Extracted data entries:
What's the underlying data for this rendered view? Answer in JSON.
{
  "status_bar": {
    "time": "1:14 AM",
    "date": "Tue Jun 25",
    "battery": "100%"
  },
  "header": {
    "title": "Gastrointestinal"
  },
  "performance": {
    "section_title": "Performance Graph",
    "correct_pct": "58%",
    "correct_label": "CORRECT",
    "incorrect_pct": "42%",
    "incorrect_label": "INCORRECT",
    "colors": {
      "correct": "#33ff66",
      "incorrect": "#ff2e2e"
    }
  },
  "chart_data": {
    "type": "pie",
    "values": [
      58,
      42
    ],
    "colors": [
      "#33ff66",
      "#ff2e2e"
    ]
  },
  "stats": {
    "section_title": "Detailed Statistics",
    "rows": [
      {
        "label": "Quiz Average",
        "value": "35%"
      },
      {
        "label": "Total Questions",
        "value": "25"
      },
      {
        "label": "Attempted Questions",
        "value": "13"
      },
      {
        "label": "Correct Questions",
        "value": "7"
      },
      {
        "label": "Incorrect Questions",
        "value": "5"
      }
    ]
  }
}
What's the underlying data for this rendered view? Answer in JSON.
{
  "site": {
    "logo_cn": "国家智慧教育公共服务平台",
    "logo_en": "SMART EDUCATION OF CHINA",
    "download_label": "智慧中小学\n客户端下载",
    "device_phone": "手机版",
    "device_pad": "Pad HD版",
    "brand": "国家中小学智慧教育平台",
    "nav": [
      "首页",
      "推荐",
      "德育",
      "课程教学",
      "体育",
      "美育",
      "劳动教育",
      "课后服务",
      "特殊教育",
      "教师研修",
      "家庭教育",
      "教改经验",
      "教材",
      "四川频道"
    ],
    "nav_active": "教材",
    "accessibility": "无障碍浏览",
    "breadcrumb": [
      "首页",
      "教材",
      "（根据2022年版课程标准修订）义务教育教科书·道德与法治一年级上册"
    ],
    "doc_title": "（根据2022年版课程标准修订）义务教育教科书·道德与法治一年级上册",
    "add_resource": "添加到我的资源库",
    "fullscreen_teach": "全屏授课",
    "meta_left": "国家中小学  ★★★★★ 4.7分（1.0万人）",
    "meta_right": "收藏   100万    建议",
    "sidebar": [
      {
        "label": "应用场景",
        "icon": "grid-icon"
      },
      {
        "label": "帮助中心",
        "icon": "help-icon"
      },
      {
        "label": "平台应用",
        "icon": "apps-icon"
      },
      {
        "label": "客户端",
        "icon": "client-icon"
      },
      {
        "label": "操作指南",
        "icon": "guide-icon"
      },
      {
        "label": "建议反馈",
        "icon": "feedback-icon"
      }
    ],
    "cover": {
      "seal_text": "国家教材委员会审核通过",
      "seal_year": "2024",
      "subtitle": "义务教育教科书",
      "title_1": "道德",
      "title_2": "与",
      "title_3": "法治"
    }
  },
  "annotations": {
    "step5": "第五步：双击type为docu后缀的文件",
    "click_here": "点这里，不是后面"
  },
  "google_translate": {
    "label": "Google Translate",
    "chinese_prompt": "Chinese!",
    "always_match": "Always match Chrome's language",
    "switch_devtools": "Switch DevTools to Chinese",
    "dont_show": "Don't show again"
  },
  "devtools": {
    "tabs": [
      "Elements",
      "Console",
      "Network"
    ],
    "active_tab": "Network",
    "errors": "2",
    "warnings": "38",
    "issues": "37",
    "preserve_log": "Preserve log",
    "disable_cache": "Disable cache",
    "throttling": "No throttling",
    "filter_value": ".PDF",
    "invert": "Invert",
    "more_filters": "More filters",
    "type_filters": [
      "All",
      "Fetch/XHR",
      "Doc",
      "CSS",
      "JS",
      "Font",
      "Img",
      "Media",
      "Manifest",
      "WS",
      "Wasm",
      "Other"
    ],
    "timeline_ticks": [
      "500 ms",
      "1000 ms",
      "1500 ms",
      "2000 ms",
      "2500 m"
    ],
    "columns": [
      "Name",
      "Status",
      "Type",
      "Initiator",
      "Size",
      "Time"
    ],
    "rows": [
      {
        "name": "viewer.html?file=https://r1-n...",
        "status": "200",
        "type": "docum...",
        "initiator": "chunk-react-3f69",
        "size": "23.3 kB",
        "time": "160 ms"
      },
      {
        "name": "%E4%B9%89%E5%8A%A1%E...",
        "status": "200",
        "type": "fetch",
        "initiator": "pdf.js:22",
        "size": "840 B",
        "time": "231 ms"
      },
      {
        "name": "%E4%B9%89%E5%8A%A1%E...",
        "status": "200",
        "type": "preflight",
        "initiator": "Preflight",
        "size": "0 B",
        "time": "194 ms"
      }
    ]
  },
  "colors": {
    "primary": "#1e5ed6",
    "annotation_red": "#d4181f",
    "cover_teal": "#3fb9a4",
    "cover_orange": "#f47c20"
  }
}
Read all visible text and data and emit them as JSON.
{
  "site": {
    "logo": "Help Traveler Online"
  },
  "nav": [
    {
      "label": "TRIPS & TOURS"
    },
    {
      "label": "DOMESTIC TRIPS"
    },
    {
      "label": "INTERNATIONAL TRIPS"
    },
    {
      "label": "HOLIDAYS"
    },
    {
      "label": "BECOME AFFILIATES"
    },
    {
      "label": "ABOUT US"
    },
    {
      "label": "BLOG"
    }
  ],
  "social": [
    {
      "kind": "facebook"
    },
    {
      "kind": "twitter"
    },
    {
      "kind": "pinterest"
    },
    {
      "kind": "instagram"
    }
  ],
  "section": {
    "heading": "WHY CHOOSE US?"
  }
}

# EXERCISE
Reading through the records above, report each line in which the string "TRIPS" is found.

# RESPONSE BELOW
      "label": "TRIPS & TOURS"
      "label": "DOMESTIC TRIPS"
      "label": "INTERNATIONAL TRIPS"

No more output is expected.